▶ TASK PROMPT
Where does the string "name" occur in the records? Copy each line that holds it.

Element data from apps and pages:
☆ ☆ ☆ ☆ ☆ ☆ ☆
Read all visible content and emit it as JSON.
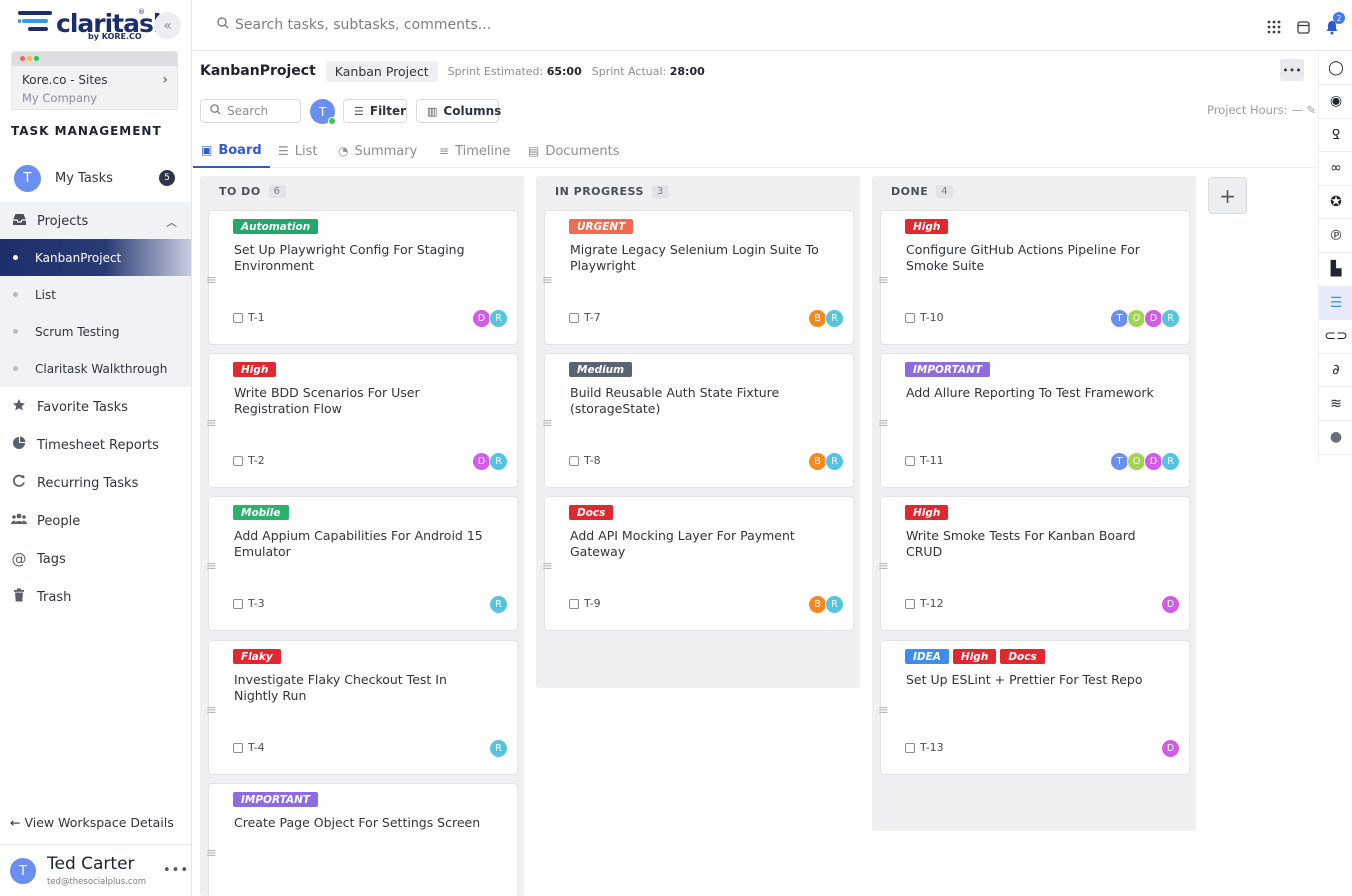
{
  "brand": {
    "name": "claritask",
    "by": "by KORE.CO",
    "reg": "®"
  },
  "workspace": {
    "name": "Kore.co - Sites",
    "company": "My Company"
  },
  "sidebar": {
    "section_title": "TASK MANAGEMENT",
    "my_tasks": {
      "label": "My Tasks",
      "avatar": "T",
      "count": "5"
    },
    "projects": {
      "label": "Projects"
    },
    "project_items": [
      {
        "label": "KanbanProject",
        "active": true
      },
      {
        "label": "List",
        "active": false
      },
      {
        "label": "Scrum Testing",
        "active": false
      },
      {
        "label": "Claritask Walkthrough",
        "active": false
      }
    ],
    "items": [
      {
        "label": "Favorite Tasks",
        "icon": "star-icon"
      },
      {
        "label": "Timesheet Reports",
        "icon": "pie-chart-icon"
      },
      {
        "label": "Recurring Tasks",
        "icon": "refresh-icon"
      },
      {
        "label": "People",
        "icon": "people-icon"
      },
      {
        "label": "Tags",
        "icon": "at-icon"
      },
      {
        "label": "Trash",
        "icon": "trash-icon"
      }
    ],
    "view_workspace": "← View Workspace Details",
    "user": {
      "name": "Ted Carter",
      "email": "ted@thesocialplus.com",
      "avatar": "T"
    }
  },
  "topbar": {
    "search_placeholder": "Search tasks, subtasks, comments...",
    "notification_count": "2"
  },
  "project": {
    "title": "KanbanProject",
    "chip": "Kanban Project",
    "sprint_estimated_label": "Sprint Estimated:",
    "sprint_estimated": "65:00",
    "sprint_actual_label": "Sprint Actual:",
    "sprint_actual": "28:00",
    "hours_label": "Project Hours: —"
  },
  "toolbar": {
    "search_placeholder": "Search",
    "avatar": "T",
    "filter": "Filter",
    "columns": "Columns"
  },
  "tabs": [
    {
      "label": "Board",
      "icon": "board-icon"
    },
    {
      "label": "List",
      "icon": "list-icon"
    },
    {
      "label": "Summary",
      "icon": "summary-icon"
    },
    {
      "label": "Timeline",
      "icon": "timeline-icon"
    },
    {
      "label": "Documents",
      "icon": "document-icon"
    }
  ],
  "colors": {
    "tag": {
      "Automation": "#22a86a",
      "High": "#e0282e",
      "Mobile": "#2bb36d",
      "Flaky": "#e0282e",
      "IMPORTANT": "#8f6be0",
      "URGENT": "#f26b50",
      "Medium": "#5a6375",
      "Docs": "#e0282e",
      "IDEA": "#3d8cf0"
    },
    "avatar": {
      "D": "#d35be9",
      "R": "#55c4e0",
      "B": "#f5891f",
      "T": "#6b8ff0",
      "O": "#9fd553"
    }
  },
  "columns": [
    {
      "name": "TO DO",
      "count": "6",
      "cards": [
        {
          "tags": [
            "Automation"
          ],
          "title": "Set Up Playwright Config For Staging Environment",
          "key": "T-1",
          "assignees": [
            "D",
            "R"
          ]
        },
        {
          "tags": [
            "High"
          ],
          "title": "Write BDD Scenarios For User Registration Flow",
          "key": "T-2",
          "assignees": [
            "D",
            "R"
          ]
        },
        {
          "tags": [
            "Mobile"
          ],
          "title": "Add Appium Capabilities For Android 15 Emulator",
          "key": "T-3",
          "assignees": [
            "R"
          ]
        },
        {
          "tags": [
            "Flaky"
          ],
          "title": "Investigate Flaky Checkout Test In Nightly Run",
          "key": "T-4",
          "assignees": [
            "R"
          ]
        },
        {
          "tags": [
            "IMPORTANT"
          ],
          "title": "Create Page Object For Settings Screen",
          "key": "",
          "assignees": []
        }
      ]
    },
    {
      "name": "IN PROGRESS",
      "count": "3",
      "cards": [
        {
          "tags": [
            "URGENT"
          ],
          "title": "Migrate Legacy Selenium Login Suite To Playwright",
          "key": "T-7",
          "assignees": [
            "B",
            "R"
          ]
        },
        {
          "tags": [
            "Medium"
          ],
          "title": "Build Reusable Auth State Fixture (storageState)",
          "key": "T-8",
          "assignees": [
            "B",
            "R"
          ]
        },
        {
          "tags": [
            "Docs"
          ],
          "title": "Add API Mocking Layer For Payment Gateway",
          "key": "T-9",
          "assignees": [
            "B",
            "R"
          ]
        }
      ]
    },
    {
      "name": "DONE",
      "count": "4",
      "cards": [
        {
          "tags": [
            "High"
          ],
          "title": "Configure GitHub Actions Pipeline For Smoke Suite",
          "key": "T-10",
          "assignees": [
            "T",
            "O",
            "D",
            "R"
          ]
        },
        {
          "tags": [
            "IMPORTANT"
          ],
          "title": "Add Allure Reporting To Test Framework",
          "key": "T-11",
          "assignees": [
            "T",
            "O",
            "D",
            "R"
          ]
        },
        {
          "tags": [
            "High"
          ],
          "title": "Write Smoke Tests For Kanban Board CRUD",
          "key": "T-12",
          "assignees": [
            "D"
          ]
        },
        {
          "tags": [
            "IDEA",
            "High",
            "Docs"
          ],
          "title": "Set Up ESLint + Prettier For Test Repo",
          "key": "T-13",
          "assignees": [
            "D"
          ]
        }
      ]
    }
  ],
  "app_rail": [
    "ring-icon",
    "target-icon",
    "script-icon",
    "chain-icon",
    "star-badge-icon",
    "pen-icon",
    "bars-icon",
    "claritask-icon",
    "link-icon",
    "swirl-icon",
    "stack-icon",
    "globe-icon"
  ]
}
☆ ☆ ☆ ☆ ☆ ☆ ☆
▶ EXERCISE OUTPUT
    "name": "claritask",
    "name": "Kore.co - Sites",
      "name": "Ted Carter",
      "name": "TO DO",
      "name": "IN PROGRESS",
      "name": "DONE",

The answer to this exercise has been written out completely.